In 2011 Boies Schiller began representing Holmes and Theranos in connection with a number of matters. But Boies Schiller never signed an engagement agreement with Holmes and did not establish any guidelines outlining the scope of its representation of Holmes. Until she retained separate counsel in 2016 in connection with the SEC’s and DOJ’s investigations into Theranos, Holmes believed that Boies Schiller represented her individually, as well as Theranos.

Theranos was a start-up company that claimed to have devised blood tests that required only very small amounts of blood and could be performed very rapidly using small, automated devices the company had developed. However, these claims were later proven to be false. On June 14, 2018, Holmes and her co-defendant Ramesh “Sunny” Balwani, the former President and COO of Theranos, were indicted on two counts of conspiracy to commit wire fraud and nine counts of wire fraud. According to the indictment, the charges stem from allegations that Holmes and Balwani engaged in a multi-million-dollar scheme to defraud investors, and a separate scheme to defraud doctors and patients. Holmes and Balwani are alleged to have used advertisements and solicitations to encourage and induce doctors and patients to use Theranos’s testing services, even though they allegedly knew that Theranos was incapable of producing consistently accurate and reliable results for certain tests.

In June 2020, the government served Holmes with its exhibit list for trial, which included thirteen documents that Holmes claimed were protected by her attorney-client privilege with Boies Schiller. In ruling on that claim, Magistrate Judge Cousins applied the five-part test set forth in the Ninth Circuit decision U.S. v. Graf, 610 F.3d 1148, 1160 (9th Cir. 2010). Under Graf, an individual seeking to assert an individual attorney-client privilege where the corporate privilege would otherwise only apply must show: (1) “they approached counsel for the purpose of seeking legal advice,” (2) “when they approached counsel they made it clear that they were seeking legal advice in their individual rather than in their representative capacities,” (3) “that the counsel saw fit to communicate with them in their individual capacities, knowing that a possible conflict could arise,” (4) “that their conversations with counsel were confidential,” and (5) “that the substance of their conversations with counsel did not concern matters within the company or the general affairs of the company.”

In denying Holmes’s privilege claim, the court found that she failed to satisfy the second, fourth, and fifth elements of Graf because: 1) Holmes failed to show that she made it clear to Boies Schiller that she was seeking legal advice in her personal capacity in the communications at issue; 2) there was no engagement letter between Holmes and Boies Schiller, and Holmes could not show that she paid Boies Schiller personally and not from Theranos’s accounts; and 3) the court also noted that Holmes could not show that her conversations with Boies Schiller were confidential, because her communications at issue included not only Holmes and Boies Schiller attorneys, but also other senior Theranos employees and in-house counsel, whose presence was inconsistent with any potential privilege between Holmes and Boies Schiller.

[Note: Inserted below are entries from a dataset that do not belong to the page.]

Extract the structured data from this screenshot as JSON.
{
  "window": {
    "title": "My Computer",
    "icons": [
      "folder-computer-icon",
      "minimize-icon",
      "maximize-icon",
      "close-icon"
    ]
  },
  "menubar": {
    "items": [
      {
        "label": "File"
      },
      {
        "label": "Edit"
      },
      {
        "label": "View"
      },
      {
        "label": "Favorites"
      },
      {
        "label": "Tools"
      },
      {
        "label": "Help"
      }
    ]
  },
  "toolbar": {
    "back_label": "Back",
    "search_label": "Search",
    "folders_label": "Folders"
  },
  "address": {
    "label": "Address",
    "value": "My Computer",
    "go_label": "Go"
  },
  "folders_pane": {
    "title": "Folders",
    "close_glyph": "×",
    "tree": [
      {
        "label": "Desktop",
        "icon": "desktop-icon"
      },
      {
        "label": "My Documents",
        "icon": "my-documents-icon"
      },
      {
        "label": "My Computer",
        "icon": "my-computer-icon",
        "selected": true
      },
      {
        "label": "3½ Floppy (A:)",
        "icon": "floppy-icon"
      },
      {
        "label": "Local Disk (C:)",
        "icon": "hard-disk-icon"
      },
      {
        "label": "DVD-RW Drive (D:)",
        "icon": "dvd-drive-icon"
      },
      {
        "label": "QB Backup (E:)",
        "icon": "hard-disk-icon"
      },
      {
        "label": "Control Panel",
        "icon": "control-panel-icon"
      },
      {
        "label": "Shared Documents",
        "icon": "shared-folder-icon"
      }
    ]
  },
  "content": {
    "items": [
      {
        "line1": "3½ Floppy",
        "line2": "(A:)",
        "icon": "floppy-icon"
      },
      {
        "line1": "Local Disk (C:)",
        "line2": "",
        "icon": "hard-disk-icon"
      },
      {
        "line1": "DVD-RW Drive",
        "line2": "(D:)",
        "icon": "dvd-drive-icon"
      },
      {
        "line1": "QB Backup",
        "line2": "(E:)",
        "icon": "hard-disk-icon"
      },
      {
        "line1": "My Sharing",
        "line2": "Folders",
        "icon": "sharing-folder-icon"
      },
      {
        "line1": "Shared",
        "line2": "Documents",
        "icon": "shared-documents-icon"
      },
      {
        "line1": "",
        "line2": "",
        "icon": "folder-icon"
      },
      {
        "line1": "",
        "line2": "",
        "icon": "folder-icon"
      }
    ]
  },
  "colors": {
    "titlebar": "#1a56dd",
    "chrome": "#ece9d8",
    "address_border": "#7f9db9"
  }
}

Finally, Holmes failed to show that the substance of her conversations with Boies Schiller did not concern matters within the general affairs of Theranos, because none of the communications discussed Holmes’s individual legal interests.

This decision highlights the importance of ensuring that corporate clients, and their executives and employees, understand the limits of the attorney-client privilege, and that the attorney-client privilege of a corporation may not extend to its executives in their personal capacity.

For more information on this alert or other restructuring & finance litigation matters please contact:

Stephen B. Selbst at +1 212 592 1405 or [email protected]
Nicholas Veliky at +1 212 592 1580 or [email protected]

© 2021 Herrick, Feinstein LLP. This alert is provided by Herrick, Feinstein LLP to keep its clients and other interested parties informed of current legal developments that may affect or otherwise be of interest to them. The information is not intended as legal advice or legal opinion and should not be construed as such.